Early Experiences in Four School Districts
HEHS-96-3: Published: Apr 19, 1996. Publicly Released: May 20, 1996.
Pursuant to a congressional request, GAO reviewed the experiences of four school districts that contracted for public school management, focusing on the effects of private management contract arrangements on students.

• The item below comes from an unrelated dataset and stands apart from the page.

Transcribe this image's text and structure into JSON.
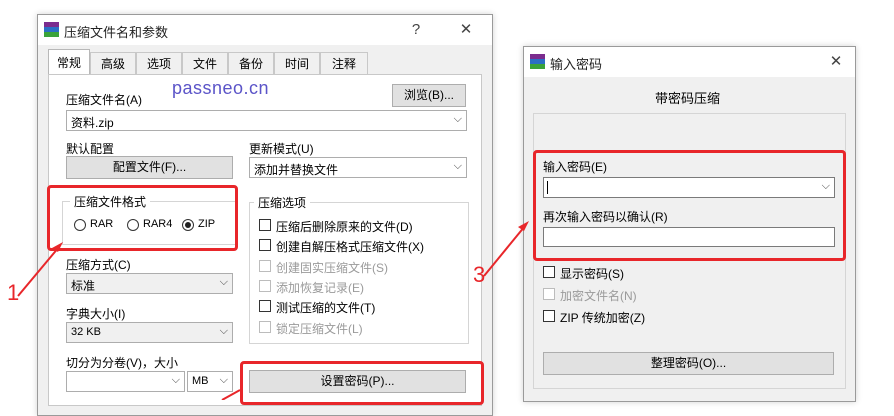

GAO found that: (1) in Baltimore, Maryland, one contractor used its average per pupil allocation to manage 9 of the district's 183 schools, implement an instructional approach, and pay employees' salaries and benefits, utilities, and leasing and maintenance costs; (2) the Dade County, Florida, contractor raised $2 million to implement its instructional approach in one school and hire principals and teachers, but the district retained its responsibilities over the school's budget, food service, and maintenance and repair; (3) in Hartford, Connecticut, the contractor received district, state, and federal funds to manage the district's 32 schools and made recommendations for improving instruction; (4) the Minneapolis, Minnesota, contractor served as the district's superintendent and was paid for achieving specific goals, objectives, and assignments; (5) while the school boards and teachers unions supported implementation of private management in Dade County and Minneapolis, there was opposition to private management in Baltimore and Hartford; (6) in Baltimore, teaching assistants with college degrees were placed in each class, students had access to more computers, and schools were cleaner and better maintained; (7) in Dade County, attendance rates improved, teaching assistants with college degrees increased, and students had access to more computers; (8) in Hartford, students had access to more computers and the contractor was in the process of repairing school buildings and installing computer labs in five schools; (9) in Minneapolis, attendance rates improved and suspension rates declined; and (10) in each of the four districts, standardized achievement test scores did not significantly increase or were not available.